Corvette Repair Inc., owned by Kevin Mackay, has created the ultimate 1953 Corvette cutaway. It has been forensically tested and authenticated as an original 1953 Corvette frame. Creating a 1953 Corvette cutaway to showcase the technology used to build the first 300 Chevrolet Corvettes is a remarkable trip back in time.
The Chevrolet Corvette was developed in secret under the code name “Project Opel” in late 1952 and early 1953. George McGriff worked at GM for 30 years until he retired in 1980. One of his more unusual jobs was working on the team that built the first 300 Corvettes. They were created in Flint, Michigan, and assigned a secret project code called Opel. Each one was built by hand in an out-of-the-way brick customer delivery garage. There were three teams of eight people that constructed them, and George was on one of those teams. He recalls having to know the entire assembly process in case someone was sick. Normally, his job was the final inspection of each Corvette before it was released for dealer delivery. He remembers when a part broke during the build process there were no suppliers to replace a missing or broken part. The team had to improvise and build the replacement by hand. It was called “on the fly” engineering. They were using a new material called fiberglass. When the strength of fiberglass was questioned George offered to throw his bowling balls into the panels to see how strong they were. His idea was accepted and fortunately the panels did not fail when tested using his high-tech procedure.
The first three 1953 Corvettes rolled off of the Flint assembly line on Tuesday, June 30, 1953. The third Corvette in this trio was VIN E53F001003 or “003” and it was sent to the General Motors Engineering Staff in Warren, Michigan, for testing. It was delivered to engineering on July 7, 1953, with 67 miles on the odometer. While at the tech center, the #003 Corvette underwent a series of grueling tests. This included a five-hour -20 F shake test at the Harrison Radiator Division Cold Room in Lockport, New York, on July 8-9, 1953. Shortly afterward it underwent a 5,000-mile Belgium Blocks test to check its chassis strength. Per Chevrolet Engineering Department Work Order #19013-27, issued August 20, 1953, the engineers at the tech center completely rebuilt #003 into a new car, including the replacement of the frame. It is hypothesized that after testing the original body for #003 was put on one of the Corvettes campaigned in NASCAR. The frame remained in Warren.
How it was discovered
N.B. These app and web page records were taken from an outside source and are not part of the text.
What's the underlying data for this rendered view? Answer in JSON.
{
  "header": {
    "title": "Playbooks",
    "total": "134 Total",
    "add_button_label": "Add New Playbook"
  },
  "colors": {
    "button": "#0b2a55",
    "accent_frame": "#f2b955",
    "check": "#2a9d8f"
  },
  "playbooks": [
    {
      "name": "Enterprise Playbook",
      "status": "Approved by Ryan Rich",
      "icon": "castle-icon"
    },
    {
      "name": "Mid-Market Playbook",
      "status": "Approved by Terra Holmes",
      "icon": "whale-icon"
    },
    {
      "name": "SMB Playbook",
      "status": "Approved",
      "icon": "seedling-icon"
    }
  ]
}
The story of how chassis #003 was found began in the summer of 1977. Phil Havens, an attorney with the office of the Michigan Attorney General, purchased a 1955 Corvette. That autumn Mr. Havens removed the body from his 1955 Corvette and discovered that the chassis bore the serial number E53F001003 in two locations. Havens decided to install a correct 1955 chassis under his Corvette he was restoring. He also restored the bare chassis VIN: E53F001003 and kept it as a static display. The static fame was first displayed at the NCRS Cypress Gardens Winter meet in 1982. In 2012, Havens advertised the #003 frame on eBay and Kevin Mackay, owner of Corvette Repair in Valley Stream, New York, spotted it.
He discussed his find with Ed Foss, owner of the Foss Collection in Roanoke, Indiana, and Ed purchased the chassis. Ed commissioned Corvette Repair to resurrect the frame and turn it into a unique, driveable chassis with a cutaway 1953 Corvette body on the passenger side and exposing all of the running components, including the engine, dash, see-through floor with seat and open trunk on the driver’s side. It was completed over several years by Mackay and his team. While not roadworthy, Mackay can start the engine, engage the Powerglide transmission into drive or reverse, apply the brakes and slowly move this unique Corvette under its own power around a display area. Mackay notes “this cutaway stirs the passion people have for 1953 Corvette history. Its purpose is to educate enthusiasts by allowing them to closely inspect the mechanical aspects of the very first Corvettes by these assembly teams 65 years ago. This driveable chassis provides a detailed snapshot of these early efforts.” People like George McGriff started this Corvette legacy and Kevin Mackay brought it back to life!
Photography by the Author, Bill Erdman and GM Archives